Trying Times: Ozanam Center helps those in need

The Ozanam Center began its food pantry service this week and is providing bagged meals to the surrounding community and anyone in the area who might need groceries.

The project was enabled through funding from the Valley Baptist Legacy Foundation via United Way and its #GetShiftDone and food distribution initiatives and organizers hope it will run through July.

Each Wednesday at 9 a.m. the shelter is providing the groceries in a drive-through set up at its location on Minnesota Avenue. A video of the first distribution showed a long line of cars spanning the road waiting to drive inside.

Supplies have been purchased in bulk through the Food Bank of the RGV. On Thursday, two workers sourced through #GetShiftDone filled hundreds of pink bags distributed for the 2020 Census with canned goods, pasta, cereal, peanut butter, and more.

“They can come by; the only requirement is that you bring an ID and that’s it,” Ozanam Center’s Executive Director Victor Maldonado said of the service. Goods will be provided as supplies last.

Maldonado said that while all non-perishable donations are welcome and needed, cash donations allow the shelter to purchase needed items in bulk at a discounted cost through resources like the RGV Food Bank.

Families in the Rio Grande Valley appear to have access to canned goods through similar food initiatives, but Maldonado has spoken with residents who want basics like eggs, milk, flour, coffee, and cooking oil. “Those five are the number one requests we’re getting from families,” he said.

Those items are also the most expensive. Staff purchased 300 packages of chorizo, for example, spending $800-900. “We’re not going to give these items every week because we understand a can of coffee is going to last you about a month, maybe two. Oil might last you two or three weeks,” he said.

The center is also in need of PPE, bags for its food pantry bundles, and will accept donations like bleach and toilet paper. Staff must sanitize the center regularly and are subject to the same limits on the number of in-demand items allowed for purchase as everyone else and so sourcing such supplies has been a challenge.

PPE, in particular, is used by clients and community members to be able to work. Those who can’t source it elsewhere are relying on the center for help.

Maldonado encouraged anyone in need to seek assistance but urged visitors to make sure they’re not displaying coronavirus symptoms so as to protect residents in need. “Because of our limited space, we don’t want our folks to get sick.
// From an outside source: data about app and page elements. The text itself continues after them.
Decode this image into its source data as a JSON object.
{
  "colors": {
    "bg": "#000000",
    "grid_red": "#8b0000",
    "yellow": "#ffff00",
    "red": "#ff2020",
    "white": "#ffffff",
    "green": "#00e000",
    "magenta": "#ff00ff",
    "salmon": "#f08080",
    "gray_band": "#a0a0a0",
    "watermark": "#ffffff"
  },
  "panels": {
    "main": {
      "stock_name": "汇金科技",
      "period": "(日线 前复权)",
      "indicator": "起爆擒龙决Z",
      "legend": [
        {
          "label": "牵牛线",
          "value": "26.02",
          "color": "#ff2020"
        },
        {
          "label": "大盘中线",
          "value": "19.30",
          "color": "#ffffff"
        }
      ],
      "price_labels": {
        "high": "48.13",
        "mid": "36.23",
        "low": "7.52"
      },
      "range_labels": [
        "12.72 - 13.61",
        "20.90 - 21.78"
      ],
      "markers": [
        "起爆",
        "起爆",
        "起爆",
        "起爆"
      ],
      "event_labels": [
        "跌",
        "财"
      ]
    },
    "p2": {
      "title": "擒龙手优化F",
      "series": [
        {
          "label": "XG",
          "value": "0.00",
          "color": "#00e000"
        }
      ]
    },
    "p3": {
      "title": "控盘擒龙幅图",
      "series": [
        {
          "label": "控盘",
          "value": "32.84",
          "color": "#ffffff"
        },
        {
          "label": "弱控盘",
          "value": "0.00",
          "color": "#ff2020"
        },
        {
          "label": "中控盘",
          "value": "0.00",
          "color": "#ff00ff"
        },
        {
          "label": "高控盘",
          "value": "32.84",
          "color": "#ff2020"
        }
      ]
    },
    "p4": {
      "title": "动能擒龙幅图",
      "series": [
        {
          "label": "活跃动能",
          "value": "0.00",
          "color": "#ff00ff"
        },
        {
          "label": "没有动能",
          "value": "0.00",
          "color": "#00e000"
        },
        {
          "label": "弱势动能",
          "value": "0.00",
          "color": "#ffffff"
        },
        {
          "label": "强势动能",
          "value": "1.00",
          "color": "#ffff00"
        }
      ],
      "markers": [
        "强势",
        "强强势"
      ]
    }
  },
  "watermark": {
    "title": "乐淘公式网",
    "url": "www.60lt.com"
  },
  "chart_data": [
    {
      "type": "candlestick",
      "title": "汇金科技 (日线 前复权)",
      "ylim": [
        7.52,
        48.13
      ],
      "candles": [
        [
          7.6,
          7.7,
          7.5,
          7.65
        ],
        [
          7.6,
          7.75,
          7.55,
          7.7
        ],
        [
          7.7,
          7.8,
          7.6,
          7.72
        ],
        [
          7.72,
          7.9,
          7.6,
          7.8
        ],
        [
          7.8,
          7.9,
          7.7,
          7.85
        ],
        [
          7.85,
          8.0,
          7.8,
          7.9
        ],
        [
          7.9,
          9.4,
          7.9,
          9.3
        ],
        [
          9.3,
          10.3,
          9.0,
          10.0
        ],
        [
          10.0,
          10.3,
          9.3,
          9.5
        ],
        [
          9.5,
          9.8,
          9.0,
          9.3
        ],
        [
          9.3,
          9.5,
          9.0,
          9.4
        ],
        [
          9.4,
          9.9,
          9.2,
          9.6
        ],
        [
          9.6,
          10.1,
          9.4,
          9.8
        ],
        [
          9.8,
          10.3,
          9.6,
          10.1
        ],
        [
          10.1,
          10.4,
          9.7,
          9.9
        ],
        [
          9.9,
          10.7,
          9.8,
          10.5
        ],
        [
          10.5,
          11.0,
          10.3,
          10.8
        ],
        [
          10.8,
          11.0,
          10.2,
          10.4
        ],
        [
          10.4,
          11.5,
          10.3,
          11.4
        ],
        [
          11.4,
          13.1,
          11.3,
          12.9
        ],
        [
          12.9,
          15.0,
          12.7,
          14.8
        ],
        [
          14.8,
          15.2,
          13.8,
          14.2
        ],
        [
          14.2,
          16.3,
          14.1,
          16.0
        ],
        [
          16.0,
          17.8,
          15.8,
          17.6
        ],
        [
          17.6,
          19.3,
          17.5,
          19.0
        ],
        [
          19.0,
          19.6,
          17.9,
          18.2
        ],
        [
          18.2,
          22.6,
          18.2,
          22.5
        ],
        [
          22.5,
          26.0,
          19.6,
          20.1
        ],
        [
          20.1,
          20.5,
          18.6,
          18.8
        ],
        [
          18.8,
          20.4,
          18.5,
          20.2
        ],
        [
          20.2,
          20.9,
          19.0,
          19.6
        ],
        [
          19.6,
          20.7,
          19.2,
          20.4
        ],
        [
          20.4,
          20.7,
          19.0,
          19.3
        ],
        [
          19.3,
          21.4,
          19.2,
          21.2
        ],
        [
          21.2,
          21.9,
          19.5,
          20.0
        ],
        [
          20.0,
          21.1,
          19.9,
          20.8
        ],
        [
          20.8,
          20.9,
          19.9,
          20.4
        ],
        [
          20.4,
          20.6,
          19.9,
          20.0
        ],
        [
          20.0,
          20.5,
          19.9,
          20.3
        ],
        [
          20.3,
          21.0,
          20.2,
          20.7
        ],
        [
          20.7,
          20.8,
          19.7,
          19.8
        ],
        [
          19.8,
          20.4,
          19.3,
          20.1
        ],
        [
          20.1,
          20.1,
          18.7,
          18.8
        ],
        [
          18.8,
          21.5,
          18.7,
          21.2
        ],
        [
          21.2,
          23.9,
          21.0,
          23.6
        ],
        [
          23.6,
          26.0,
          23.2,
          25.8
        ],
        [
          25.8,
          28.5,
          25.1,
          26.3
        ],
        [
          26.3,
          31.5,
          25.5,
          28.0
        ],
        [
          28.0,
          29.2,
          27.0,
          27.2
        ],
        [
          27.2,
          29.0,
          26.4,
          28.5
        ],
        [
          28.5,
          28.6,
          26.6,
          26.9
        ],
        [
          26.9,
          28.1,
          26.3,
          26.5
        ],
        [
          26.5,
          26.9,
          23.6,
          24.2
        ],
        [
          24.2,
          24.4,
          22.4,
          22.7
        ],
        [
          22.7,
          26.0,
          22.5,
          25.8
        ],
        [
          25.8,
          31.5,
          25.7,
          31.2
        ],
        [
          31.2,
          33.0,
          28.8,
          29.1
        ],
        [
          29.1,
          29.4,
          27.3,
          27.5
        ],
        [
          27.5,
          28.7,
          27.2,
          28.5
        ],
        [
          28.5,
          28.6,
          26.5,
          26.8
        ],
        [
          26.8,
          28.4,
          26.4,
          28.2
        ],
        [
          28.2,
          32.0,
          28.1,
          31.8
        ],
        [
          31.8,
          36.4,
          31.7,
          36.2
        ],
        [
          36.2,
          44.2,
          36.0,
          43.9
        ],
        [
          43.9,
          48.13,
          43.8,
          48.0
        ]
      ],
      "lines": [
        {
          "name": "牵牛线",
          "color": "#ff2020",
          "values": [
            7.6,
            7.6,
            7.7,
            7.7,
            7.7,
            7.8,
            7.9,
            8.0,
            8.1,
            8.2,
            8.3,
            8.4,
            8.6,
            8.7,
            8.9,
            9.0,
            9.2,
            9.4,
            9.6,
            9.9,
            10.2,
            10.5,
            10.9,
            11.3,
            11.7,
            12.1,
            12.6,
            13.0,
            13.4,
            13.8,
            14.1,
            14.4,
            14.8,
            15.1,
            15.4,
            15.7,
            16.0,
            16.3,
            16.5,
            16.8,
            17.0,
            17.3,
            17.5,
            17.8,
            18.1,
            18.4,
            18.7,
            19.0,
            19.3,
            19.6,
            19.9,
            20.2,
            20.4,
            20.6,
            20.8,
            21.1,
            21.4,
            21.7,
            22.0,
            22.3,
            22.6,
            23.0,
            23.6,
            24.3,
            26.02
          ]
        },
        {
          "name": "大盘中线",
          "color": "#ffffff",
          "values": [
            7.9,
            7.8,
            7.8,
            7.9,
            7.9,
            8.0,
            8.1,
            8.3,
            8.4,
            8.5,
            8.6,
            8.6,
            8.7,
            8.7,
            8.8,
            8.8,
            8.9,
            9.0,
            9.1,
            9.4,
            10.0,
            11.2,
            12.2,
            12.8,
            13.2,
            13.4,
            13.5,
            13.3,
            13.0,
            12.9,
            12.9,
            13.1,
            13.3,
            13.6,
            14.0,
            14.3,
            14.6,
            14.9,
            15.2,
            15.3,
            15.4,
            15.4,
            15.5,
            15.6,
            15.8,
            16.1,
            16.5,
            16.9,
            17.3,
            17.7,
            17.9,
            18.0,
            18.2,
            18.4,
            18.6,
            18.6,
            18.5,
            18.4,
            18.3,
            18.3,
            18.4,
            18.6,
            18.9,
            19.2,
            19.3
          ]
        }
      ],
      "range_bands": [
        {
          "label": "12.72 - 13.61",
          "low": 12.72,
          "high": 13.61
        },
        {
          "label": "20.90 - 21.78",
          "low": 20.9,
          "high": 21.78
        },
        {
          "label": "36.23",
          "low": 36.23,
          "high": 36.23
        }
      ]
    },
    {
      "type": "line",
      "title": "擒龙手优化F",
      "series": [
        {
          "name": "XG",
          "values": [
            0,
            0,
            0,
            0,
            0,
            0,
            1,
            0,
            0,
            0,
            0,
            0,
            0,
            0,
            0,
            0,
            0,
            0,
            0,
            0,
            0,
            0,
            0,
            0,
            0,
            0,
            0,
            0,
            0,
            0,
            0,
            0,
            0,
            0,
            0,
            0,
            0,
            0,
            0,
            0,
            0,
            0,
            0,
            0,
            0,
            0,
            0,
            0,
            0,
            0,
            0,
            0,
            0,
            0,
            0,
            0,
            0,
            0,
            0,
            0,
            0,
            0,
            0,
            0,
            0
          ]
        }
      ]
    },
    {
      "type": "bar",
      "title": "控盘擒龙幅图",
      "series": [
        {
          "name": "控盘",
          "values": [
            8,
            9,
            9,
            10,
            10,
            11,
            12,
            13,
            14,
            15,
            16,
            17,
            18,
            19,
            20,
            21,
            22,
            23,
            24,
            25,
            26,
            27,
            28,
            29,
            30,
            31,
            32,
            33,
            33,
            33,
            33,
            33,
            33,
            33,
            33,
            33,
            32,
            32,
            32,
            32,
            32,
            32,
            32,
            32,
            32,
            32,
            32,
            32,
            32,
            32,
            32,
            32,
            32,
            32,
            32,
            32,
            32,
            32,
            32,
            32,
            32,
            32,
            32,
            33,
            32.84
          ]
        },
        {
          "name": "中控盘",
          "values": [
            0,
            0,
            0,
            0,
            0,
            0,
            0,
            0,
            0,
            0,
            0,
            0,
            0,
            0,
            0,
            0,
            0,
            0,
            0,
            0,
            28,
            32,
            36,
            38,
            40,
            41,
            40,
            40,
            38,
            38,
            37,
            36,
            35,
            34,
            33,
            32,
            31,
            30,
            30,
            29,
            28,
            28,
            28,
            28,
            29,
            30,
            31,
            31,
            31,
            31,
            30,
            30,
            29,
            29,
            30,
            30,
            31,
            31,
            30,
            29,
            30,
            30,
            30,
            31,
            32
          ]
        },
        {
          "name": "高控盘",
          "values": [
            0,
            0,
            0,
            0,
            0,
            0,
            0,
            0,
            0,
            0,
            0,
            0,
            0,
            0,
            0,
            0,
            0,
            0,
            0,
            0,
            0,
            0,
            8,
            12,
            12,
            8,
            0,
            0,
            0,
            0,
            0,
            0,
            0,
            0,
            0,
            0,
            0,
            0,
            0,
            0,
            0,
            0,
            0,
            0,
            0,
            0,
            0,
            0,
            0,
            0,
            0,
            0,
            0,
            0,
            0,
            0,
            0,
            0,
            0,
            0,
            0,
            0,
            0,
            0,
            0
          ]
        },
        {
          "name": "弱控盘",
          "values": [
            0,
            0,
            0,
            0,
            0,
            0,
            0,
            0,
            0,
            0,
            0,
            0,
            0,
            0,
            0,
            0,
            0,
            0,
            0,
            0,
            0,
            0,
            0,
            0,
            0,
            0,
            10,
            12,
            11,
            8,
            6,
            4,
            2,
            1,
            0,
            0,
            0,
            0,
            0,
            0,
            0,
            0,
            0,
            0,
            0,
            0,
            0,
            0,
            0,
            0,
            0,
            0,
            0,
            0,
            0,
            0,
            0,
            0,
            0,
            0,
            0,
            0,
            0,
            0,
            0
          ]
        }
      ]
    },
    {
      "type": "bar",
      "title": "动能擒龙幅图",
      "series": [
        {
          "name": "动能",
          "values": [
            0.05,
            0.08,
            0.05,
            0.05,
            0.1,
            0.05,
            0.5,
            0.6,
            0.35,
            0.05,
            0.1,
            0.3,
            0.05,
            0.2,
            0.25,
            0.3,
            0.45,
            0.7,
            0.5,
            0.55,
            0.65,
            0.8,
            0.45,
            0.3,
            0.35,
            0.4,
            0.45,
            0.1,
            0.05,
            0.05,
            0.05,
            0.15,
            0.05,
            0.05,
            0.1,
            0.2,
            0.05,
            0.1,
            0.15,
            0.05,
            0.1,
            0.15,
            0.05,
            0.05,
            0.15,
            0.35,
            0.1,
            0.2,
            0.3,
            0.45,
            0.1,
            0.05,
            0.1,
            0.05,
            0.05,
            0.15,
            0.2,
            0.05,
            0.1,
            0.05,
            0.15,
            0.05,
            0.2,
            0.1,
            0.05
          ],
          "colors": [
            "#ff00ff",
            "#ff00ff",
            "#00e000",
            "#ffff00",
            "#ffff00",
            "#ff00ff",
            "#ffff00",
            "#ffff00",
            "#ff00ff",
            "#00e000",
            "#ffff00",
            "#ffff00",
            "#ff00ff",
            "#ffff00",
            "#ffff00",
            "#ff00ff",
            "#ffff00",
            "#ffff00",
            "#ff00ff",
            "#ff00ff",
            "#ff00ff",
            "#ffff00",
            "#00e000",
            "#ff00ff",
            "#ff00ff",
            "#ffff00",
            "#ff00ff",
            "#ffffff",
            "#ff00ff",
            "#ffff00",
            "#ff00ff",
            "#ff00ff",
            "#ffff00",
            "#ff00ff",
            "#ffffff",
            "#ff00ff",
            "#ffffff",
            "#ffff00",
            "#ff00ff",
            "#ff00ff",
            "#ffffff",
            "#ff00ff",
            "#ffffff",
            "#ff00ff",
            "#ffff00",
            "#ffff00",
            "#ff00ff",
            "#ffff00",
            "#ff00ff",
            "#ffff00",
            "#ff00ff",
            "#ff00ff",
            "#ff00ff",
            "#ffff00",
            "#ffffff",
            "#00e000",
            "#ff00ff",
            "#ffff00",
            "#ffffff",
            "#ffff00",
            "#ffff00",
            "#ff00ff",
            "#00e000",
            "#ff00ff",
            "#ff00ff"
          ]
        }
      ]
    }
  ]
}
They can’t afford to get sick because they can’t afford to see a doctor,” he said.

Food distribution on Wednesdays will be no-contact and anyone who has been impacted by the pandemic and is in need of groceries is more than welcome to drive through.